But how do you avoid canned checklists when you need to ensure you complete a list of requirements? By designing your own internal audit checklist --- every time. Here’s a helpful sample internal audit checklist you can use to create your own.

Digital Solution? Yes. Point Solution? No.

Similarly, a common mistake that manufacturers make when comparing software products is trying to find a one-size-fits-all point solution. 

When performing an internal quality audit, most companies incorporate software that can digitize paperwork and keep data organized and easily sharable between departments and leadership. While your software should be flexible to support evolving needs and requirements, it’s critical to study your company’s unique nonconformances and clearly define software requirements based on trends in your business, ISOs, and specific plant standards.

Overall, the right software solution will:

  • Make it easy to collect, organize, and store data 

  • Compile historical data to identify and compare trends

  • Strengthen your ability to create reports and follow-up quickly

  • Enable seamless interdepartmental collaboration and data sharing

TL;DR? SafetyChain Has You Covered.

Audits are complicated. That’s why it’s so important that everyone involved in the audit needs to understand what the audit process is looking for: it’s a big job that needs to be a team effort. After adequate training, quality and operations managers should collaborate with their plant managers to get the most out of the company’s investment.

There are four key factors to keep in mind to craft an internal quality audit:

  1. Don’t audit clauses; audit processes.

  2. Beware of fixed internal audit checklists.

  3. Avoid confirmation biases and prejudice.

  4. Write nonconformities clearly and specifically.

This is an oversimplification and there are many nuances to consider. Access the webinar for a complete education on how to get the most out of your next internal quality audit.

About the author: Dr. Inderjit Arora, president and CEO of QMII, serves as a team leader for consulting, advising, auditing, and training in management systems, specializing in several ISO and industry-specific standards. He is an Exemplar Global-certified lead auditor and a member of the US TAG to ISO/TC 176, the committee responsible for the ISO 9000 family of standards.

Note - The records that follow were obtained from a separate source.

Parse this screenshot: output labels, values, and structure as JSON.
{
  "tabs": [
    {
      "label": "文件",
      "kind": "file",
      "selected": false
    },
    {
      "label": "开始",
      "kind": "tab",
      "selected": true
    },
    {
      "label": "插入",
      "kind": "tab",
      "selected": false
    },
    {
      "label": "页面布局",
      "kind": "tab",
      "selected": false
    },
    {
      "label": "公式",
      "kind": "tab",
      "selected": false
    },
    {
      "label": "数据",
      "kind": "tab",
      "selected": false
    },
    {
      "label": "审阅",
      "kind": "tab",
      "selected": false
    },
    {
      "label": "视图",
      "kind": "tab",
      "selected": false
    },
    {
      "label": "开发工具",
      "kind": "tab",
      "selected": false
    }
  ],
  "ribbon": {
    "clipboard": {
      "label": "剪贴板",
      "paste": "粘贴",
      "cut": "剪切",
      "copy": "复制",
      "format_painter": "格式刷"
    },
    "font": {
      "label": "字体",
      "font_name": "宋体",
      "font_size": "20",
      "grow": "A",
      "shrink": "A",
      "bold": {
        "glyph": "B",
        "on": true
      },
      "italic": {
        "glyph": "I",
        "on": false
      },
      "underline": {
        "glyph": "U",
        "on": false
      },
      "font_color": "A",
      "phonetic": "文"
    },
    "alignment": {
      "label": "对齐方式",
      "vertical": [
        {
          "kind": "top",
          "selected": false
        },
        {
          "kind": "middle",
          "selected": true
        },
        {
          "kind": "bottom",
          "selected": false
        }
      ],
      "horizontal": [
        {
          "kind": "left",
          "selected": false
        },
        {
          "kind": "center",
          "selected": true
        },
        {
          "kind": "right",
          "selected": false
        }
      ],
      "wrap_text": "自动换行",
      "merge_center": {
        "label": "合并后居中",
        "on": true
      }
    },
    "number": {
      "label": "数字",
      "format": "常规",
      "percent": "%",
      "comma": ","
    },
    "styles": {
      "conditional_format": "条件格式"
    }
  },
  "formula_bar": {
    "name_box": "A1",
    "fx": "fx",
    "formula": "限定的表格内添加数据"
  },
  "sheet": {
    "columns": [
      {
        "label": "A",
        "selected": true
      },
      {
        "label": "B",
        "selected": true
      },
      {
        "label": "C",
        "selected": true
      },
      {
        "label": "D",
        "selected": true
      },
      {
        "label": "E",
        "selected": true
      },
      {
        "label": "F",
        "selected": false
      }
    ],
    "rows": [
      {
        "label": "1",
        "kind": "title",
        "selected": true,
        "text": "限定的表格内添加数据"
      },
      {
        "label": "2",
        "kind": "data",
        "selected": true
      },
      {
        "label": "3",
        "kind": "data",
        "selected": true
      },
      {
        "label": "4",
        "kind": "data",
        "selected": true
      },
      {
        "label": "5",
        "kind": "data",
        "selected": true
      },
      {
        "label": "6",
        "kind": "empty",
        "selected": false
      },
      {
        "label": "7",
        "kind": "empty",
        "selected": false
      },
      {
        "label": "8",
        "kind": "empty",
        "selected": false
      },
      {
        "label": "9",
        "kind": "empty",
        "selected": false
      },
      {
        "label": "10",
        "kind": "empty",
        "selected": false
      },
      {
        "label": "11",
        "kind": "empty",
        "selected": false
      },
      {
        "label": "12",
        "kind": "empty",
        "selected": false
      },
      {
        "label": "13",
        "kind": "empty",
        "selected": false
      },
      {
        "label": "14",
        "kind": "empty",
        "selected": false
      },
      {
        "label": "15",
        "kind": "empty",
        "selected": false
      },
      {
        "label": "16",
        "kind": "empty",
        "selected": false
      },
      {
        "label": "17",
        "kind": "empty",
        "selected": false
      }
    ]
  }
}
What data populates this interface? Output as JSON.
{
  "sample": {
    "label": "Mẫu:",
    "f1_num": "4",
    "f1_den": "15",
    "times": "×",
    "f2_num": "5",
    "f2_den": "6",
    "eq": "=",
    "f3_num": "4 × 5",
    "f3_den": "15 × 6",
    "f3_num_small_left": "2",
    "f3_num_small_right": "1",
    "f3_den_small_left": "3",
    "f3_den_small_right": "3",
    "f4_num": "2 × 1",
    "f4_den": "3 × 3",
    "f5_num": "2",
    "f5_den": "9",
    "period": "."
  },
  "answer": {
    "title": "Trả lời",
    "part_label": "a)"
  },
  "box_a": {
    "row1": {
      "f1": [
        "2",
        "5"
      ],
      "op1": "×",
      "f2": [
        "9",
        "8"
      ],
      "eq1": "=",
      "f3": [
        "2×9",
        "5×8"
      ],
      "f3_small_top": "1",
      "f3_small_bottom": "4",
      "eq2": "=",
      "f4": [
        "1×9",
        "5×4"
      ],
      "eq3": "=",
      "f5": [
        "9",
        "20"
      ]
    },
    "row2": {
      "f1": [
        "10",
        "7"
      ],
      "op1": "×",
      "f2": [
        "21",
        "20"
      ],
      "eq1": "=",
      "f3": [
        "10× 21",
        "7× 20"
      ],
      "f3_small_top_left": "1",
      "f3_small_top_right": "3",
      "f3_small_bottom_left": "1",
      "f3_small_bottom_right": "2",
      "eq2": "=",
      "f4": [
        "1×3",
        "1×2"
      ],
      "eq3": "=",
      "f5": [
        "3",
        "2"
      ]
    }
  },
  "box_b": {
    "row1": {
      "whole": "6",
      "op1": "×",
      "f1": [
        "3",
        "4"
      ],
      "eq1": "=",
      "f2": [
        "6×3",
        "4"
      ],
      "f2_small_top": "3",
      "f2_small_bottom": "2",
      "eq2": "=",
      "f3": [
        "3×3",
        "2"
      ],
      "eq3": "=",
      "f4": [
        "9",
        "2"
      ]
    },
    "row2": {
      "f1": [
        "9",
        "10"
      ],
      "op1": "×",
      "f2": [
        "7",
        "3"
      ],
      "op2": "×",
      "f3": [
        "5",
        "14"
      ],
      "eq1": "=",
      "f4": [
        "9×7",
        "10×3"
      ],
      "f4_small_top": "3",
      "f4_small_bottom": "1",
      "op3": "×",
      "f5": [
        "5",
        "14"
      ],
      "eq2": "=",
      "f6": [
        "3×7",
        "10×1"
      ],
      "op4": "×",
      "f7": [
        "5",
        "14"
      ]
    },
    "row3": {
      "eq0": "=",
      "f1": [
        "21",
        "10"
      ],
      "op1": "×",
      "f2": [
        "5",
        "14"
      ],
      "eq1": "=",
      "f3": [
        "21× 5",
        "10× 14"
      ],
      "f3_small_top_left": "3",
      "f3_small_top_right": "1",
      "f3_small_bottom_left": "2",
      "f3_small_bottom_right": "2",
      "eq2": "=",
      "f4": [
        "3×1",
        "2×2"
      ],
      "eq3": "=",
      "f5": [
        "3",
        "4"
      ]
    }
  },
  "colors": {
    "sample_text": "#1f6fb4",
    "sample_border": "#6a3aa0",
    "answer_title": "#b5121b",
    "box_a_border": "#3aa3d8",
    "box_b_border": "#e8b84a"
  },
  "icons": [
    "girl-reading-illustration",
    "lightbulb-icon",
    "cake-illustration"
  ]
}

Dr. Arora is a popular speaker at several universities and forums on management systems, conflict management, crisis communication, and leadership.